Reports tracking ICS attacks have shown over 700 attacks on critical infrastructure over seven (7) years, with over half (440) of those happening since 2019. Around five (5) attacks on ICS occur every week.
Supply Chain Attacks
Supply chain attacks happen when applications or software from a third party has been compromised with malicious code and is then distributed on production servers. Customers on the receiving end accept the software believing it to contain benign updates. But when activated, the malware then creates backdoors and downloads dangerous exploits on the customers’ systems.
These sophisticated attacks occur in memory at runtime and include memory-based threats such as buffer errors, DLL injections and hijacking. These techniques handily sneak by traditional security tools and often remain undetected for months. Meanwhile, the perpetrators carry out their plans in secret, whether that’s spying, stealing data, or laying the groundwork for a larger attack.
We saw this exact scenario play out last December in the extensive SolarWinds attack. Risks in the supply chain mean the attackable surface of ICS systems is much larger than an organization’s own network. It expands to include vendors, partners, service providers and third-party cloud environments. For a more detailed analysis on the SolarWinds supply chain attack, please see our blog post The Real Culprit Behind SolarWinds: Remote Code Execution.
ICS infrastructures are also challenged to confirm the security of the supply chain for the OT system devices and sensors they rely on. There is no requirement to comply with the ISO 27001-2013 standard, which means ICS operators must often verify the security of their suppliers themselves. For multiple reasons, supply chains cannot be assumed to be a trusted method of software deliveries.
Virsec Protects ICS Environments from the Inside
The Virsec Security Platform provides memory control flow integrity (CFI) to secure all aspects of SCADA application and underlying workload components running in disparate environments.
Relying on in-depth workload and application awareness, Virsec stops devastating attacks before damage is done. With intrinsic knowledge of acceptable process behavior, visibility into process flow, and ongoing monitoring file systems and memory, Virsec ensures that only approved and expected code is allowed to execute.
Virsec’s Application-Aware Workload Protection

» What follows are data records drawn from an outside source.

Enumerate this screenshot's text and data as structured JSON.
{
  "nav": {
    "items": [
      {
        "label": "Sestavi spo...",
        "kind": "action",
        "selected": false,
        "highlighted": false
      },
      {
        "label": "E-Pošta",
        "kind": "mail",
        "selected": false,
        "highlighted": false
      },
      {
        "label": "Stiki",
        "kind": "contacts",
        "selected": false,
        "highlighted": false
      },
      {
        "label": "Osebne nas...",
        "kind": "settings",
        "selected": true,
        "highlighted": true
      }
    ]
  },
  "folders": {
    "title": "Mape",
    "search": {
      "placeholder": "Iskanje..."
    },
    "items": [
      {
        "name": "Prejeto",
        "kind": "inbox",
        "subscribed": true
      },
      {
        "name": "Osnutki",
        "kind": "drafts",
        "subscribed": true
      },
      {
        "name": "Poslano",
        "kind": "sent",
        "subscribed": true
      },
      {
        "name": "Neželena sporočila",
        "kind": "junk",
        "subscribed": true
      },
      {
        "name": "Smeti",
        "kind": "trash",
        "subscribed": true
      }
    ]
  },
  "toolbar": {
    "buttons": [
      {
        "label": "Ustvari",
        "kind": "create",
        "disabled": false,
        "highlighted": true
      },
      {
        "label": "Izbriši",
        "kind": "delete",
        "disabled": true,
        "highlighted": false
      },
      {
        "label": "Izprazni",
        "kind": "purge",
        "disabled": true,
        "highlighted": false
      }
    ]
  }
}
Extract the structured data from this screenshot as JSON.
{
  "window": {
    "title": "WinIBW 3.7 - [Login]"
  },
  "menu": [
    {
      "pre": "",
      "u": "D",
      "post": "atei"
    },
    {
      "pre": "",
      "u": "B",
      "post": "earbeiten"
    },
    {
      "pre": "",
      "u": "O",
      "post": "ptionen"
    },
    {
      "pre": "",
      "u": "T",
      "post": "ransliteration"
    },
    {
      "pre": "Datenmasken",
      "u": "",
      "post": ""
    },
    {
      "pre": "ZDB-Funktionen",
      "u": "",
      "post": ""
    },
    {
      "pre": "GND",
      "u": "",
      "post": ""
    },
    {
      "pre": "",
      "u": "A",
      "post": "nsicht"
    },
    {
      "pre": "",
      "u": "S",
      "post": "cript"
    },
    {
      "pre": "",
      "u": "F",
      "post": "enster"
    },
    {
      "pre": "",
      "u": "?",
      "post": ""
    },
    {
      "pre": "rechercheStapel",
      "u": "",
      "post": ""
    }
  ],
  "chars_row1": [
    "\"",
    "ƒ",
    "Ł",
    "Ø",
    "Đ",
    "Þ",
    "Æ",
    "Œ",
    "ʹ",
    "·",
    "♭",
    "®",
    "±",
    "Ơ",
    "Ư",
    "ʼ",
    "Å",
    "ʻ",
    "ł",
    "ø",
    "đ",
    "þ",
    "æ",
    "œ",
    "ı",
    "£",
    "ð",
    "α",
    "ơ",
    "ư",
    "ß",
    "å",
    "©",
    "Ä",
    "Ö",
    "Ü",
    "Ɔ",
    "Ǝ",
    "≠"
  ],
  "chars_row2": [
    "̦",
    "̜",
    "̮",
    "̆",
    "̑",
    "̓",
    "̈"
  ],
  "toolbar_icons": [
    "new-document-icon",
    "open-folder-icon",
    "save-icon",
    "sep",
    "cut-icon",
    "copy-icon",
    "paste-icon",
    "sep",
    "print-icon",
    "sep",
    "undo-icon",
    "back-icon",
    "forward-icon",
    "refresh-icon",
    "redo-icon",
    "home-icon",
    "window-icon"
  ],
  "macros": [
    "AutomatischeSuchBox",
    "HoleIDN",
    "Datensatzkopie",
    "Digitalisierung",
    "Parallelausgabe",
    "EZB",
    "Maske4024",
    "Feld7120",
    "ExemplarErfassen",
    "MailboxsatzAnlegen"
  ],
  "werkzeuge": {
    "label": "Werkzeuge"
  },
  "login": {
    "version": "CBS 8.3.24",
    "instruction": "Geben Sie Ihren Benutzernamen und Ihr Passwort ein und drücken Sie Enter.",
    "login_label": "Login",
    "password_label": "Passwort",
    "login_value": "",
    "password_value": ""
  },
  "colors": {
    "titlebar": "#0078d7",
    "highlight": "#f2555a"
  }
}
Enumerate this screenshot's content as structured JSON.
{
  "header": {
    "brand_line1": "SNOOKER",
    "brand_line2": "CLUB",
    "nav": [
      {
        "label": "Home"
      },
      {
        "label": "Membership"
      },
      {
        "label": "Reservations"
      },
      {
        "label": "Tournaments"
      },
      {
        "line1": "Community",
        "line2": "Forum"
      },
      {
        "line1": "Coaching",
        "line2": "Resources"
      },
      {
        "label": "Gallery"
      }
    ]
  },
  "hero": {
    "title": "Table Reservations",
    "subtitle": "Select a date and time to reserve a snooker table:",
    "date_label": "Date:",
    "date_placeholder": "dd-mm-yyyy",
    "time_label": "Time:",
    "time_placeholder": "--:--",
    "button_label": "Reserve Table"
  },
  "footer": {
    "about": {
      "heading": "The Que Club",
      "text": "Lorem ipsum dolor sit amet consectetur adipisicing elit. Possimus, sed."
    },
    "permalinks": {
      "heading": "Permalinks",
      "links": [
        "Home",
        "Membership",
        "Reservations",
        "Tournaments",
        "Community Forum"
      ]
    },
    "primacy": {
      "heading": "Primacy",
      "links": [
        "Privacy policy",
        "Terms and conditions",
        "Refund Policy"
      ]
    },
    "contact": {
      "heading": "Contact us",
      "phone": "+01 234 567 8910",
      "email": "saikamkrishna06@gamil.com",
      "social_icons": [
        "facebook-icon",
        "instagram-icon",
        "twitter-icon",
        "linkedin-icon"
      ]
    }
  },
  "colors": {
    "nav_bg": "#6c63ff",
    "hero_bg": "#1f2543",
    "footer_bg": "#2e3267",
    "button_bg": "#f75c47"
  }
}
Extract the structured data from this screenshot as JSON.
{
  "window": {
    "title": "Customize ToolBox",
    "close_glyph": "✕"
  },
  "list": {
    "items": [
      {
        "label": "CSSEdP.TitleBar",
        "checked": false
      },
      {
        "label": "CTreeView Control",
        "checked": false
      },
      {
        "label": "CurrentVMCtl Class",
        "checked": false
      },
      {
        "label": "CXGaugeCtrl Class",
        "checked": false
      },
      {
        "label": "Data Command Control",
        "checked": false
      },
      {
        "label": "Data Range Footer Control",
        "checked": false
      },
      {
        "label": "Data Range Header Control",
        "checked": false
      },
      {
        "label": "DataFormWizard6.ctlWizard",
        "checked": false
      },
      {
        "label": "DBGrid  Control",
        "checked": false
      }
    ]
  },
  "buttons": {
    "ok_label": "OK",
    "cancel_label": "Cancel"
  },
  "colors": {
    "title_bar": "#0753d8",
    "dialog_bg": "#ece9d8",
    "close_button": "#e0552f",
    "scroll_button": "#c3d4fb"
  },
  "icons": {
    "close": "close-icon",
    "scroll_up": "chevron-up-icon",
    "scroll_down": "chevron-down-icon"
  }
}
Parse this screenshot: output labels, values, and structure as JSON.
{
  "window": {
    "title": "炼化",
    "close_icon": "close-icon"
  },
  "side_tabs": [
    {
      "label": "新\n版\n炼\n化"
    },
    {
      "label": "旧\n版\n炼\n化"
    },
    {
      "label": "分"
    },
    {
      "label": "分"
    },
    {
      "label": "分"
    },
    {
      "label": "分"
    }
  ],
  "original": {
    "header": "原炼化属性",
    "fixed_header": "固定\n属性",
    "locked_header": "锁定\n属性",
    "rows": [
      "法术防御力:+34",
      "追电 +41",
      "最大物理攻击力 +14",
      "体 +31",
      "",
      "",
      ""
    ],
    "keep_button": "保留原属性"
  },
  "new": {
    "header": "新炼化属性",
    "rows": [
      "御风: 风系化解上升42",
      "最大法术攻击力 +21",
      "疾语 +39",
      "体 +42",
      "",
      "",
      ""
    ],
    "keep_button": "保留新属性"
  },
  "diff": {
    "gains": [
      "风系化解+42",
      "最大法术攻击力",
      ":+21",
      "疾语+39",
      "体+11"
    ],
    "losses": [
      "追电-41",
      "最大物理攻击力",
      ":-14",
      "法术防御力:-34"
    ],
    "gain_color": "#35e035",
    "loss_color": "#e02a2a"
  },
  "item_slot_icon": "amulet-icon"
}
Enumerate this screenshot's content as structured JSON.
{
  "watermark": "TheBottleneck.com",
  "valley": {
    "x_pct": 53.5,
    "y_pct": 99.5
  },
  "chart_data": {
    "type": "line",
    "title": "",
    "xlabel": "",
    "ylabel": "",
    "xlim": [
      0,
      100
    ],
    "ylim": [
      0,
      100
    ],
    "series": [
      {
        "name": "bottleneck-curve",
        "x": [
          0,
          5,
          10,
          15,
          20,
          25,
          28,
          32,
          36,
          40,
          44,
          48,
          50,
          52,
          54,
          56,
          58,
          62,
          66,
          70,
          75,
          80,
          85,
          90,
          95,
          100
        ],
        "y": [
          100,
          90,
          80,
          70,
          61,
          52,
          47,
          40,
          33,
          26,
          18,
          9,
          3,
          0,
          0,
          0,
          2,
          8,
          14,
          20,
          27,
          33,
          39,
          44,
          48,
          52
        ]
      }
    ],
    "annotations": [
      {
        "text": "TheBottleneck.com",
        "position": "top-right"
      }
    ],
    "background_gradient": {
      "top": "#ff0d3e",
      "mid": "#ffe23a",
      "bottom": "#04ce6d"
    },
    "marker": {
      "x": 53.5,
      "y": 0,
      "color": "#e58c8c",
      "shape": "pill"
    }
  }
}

Mitigate both known & unknown vulnerabilities with app-aware technology (AppMap), preventing any unknown or unwarranted code changes at runtime without learning.
Zero dwell time defense through the full stack.
Ensures only legitimate libraries load whenever an application process is spawned
Distinguishes between authorized and unauthorized processes to detect library injections or code not part of either an executable or core app component
Curtails malicious efforts to hijack, compromise, or leverage critical system files.
Provides runtime visibility of process memory to prevent memory-based threats, fileless malware, and unknown zero-day attacks
Stay tuned to our blog for the next installment in this series.
Web page: Supply Chain Protection
White paper: Zero Trust Workload Protection